Ah, the skeleton. One of the classic monsters, it occupies a sort of polar opposite to the mighty dragon or other monsters whose iconic status is (at least partially) concurrent with their great power. Indeed, skeletons are most notable for being the lowest-level undead most PCs will ever face, if not the weakest of any sort of threats. True, the skeleton template does allow for some upward scaling, but by and large these are lesser enemies, and little more.
That’s not nearly good enough for such an iconic monster, and so Minotaur Games brings us Monster Focus: Skeleton, to try and flesh out (not literally) not just skeletons themselves, but related materials to allow for greater command or destruction of these bony beings. Let’s take a look.
Monster Focus: Skeletons is a fairly short book, being a grand total of a half-dozen pages in length, including the cover. Several black and white illustrations liven up the presentation. These all seem to be hand-drawn; interestingly, these pictures are rough, but not quite so much that I’d call them of poor quality. Rather, their unpolished nature seems to capture the rough feeling of an undead skeleton, chipped and imperfect but still whole and functional. I’m not certain if Jason Bulmahn did that on purpose or not, but it works to surprisingly good effect.
As a supplement themed around a specific type of monster, the book basically presents a selection of new crunch related to that monster. The book opens with a set of escalating skill DCs for what knowledge checks reveal about skeletons; this is nice, if somewhat expected, since most PCs are likely to know pretty much everything your basic skeleton has. More helpful is the note that for stronger skeletons, the DCs should be increased on a 1:1 scale with the CR. This is good advice, though it should be noted that the information should be tailored slightly in that case, since it’s possible to make creatures of varying CRs using the basic skeleton template.
Three feats are next, two of which go towards damaging skeletons (though at their narrowest these feats still deal with undead made primarily of bones, e.g. liches, as well), and one towards commanding greater numbers of them. I have to say that I particularly enjoyed the Bone Breaker feat, as it allows for slashing weapons to beat DR X/bludgeoning, something that always seemed like a no-brainer to me.
A half-dozen alchemical items are next. Roughly half of these are essentially power components, in that they’re used with certain specific spells to enhance the spell’s effects. This is sensible, since Craft (alchemy) has long been the province of magic-users.
Five new spells follow. I wasn’t particularly impressed several of these, but some of the other spells here did, I must admit, wow me. Corpse Rebellion is a creative way to attack an undead creature – by allowing its departed spirit to reach back and try and confound, if not destroy, its defiled body. That does rub up against the whole “no unwilling resurrection” prohibition, but only slightly. It also calls up interesting questions for undead who are presumed to be still in possession of their warped souls, such as mummies, vampires, and liches, but that’s the sort of grey area that cunning GMs will love.

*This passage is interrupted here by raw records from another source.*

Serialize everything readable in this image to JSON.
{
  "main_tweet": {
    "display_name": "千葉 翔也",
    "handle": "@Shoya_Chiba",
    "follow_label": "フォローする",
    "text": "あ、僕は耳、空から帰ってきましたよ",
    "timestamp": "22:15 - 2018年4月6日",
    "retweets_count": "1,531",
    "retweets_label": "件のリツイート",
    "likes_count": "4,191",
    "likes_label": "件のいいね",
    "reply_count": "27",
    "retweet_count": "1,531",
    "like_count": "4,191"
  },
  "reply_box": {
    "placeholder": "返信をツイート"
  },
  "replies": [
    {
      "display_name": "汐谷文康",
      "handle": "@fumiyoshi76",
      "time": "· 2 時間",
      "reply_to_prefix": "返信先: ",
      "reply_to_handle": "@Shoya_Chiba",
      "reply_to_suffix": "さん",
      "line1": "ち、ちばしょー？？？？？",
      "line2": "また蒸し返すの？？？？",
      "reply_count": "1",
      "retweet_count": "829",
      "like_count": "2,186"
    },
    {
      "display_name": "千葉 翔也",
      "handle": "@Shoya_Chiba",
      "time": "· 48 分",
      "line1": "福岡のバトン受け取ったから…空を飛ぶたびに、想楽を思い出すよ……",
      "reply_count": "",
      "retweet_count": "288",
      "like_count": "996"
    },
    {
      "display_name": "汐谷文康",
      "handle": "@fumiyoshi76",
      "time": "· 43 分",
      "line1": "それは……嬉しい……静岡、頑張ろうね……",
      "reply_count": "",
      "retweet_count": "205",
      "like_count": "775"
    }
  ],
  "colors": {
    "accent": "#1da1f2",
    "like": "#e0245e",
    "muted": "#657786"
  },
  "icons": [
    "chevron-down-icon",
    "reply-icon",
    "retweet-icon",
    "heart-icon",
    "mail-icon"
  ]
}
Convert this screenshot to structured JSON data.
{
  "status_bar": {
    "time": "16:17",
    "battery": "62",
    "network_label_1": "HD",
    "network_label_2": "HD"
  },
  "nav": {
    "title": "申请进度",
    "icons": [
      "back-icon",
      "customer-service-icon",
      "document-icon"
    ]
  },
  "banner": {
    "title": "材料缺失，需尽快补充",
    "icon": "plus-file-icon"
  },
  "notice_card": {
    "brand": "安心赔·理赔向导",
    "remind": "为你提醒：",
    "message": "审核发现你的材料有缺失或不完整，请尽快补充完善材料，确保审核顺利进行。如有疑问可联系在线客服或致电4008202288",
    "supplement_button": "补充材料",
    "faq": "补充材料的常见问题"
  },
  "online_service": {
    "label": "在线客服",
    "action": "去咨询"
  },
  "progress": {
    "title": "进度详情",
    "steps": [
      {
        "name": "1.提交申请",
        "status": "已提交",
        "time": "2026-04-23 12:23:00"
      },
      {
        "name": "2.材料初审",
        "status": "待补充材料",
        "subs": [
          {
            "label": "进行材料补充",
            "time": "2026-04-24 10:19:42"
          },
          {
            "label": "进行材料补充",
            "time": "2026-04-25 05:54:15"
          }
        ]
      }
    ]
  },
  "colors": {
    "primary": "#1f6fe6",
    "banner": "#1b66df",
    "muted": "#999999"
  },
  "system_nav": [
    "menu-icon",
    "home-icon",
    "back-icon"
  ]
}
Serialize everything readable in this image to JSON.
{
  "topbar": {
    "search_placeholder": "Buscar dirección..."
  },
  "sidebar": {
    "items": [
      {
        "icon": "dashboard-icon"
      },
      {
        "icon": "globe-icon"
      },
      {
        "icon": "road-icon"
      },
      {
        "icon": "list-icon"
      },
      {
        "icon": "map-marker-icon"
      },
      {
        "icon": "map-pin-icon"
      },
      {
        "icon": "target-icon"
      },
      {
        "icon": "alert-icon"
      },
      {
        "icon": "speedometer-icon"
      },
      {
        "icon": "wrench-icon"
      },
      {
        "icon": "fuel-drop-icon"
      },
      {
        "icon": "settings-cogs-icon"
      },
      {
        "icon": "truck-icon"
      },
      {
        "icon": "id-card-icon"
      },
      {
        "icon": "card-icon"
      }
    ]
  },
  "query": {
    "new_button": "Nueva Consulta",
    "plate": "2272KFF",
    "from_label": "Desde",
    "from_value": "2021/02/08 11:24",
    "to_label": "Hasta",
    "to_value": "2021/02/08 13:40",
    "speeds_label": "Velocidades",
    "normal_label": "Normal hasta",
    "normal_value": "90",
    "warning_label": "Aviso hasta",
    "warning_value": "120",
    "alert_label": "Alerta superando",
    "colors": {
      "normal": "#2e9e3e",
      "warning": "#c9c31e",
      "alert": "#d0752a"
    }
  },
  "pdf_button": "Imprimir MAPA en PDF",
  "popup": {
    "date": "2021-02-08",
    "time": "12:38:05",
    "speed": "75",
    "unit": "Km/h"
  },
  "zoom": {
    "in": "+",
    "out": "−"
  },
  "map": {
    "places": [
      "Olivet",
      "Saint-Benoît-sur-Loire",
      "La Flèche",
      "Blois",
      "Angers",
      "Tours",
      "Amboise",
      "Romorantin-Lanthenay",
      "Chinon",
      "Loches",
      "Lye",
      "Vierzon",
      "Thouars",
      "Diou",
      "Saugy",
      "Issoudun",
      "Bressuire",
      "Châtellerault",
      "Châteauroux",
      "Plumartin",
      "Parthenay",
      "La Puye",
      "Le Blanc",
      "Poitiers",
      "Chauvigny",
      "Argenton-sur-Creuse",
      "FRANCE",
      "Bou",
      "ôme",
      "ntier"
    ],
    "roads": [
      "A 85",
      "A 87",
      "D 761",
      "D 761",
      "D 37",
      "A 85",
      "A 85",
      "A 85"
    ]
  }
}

Seven magic items are present, each of which is a specific item rather than a magic weapon or armor quality. These weren’t bad, but as with the spells nothing seemed too innovative, something I suspect comes from most of them simply regurgitating specific spell effects. A few go beyond this, such as the Skull of Fangs, which can independently attack creatures on command.
The book ends with three new skeleton templates, getting back to the monsters that are at the heart of this book. The decrepit skeleton is one of the rare kinds of templates that makes a creature weaker, rather than more powerful. The monstrous skeleton template exists solely to allow creatures that had powerful abilities in life to retain them as skeletons. The skeletal lord is an enhanced version of the skeletal champion, being layered on top of that template. It was here that I wish a sample NPC had been included, not so much because it was necessary as because it would have been really cool to have had a pre-made skeletal lord NPC on hand. Three skeleton-based adventure ideas round out the book.
Overall, Monster Focus: Skeletons isn’t a bad book, but while it does have the occasional gem of an idea, there’s little here that reaches out and demands that you buy it. There’s no insightful ecology or game-changing idea found herein, nothing that makes you think that this is “Skeletons Revisited”-level inspiring. That’s a shame because such iconic monsters really need something on that level to do them justice. That said, what’s here is certainly viable for your game, and you likely won’t regret picking this book up. It is, ultimately, a bare bones product that needed some more meat on it to make it truly substantive.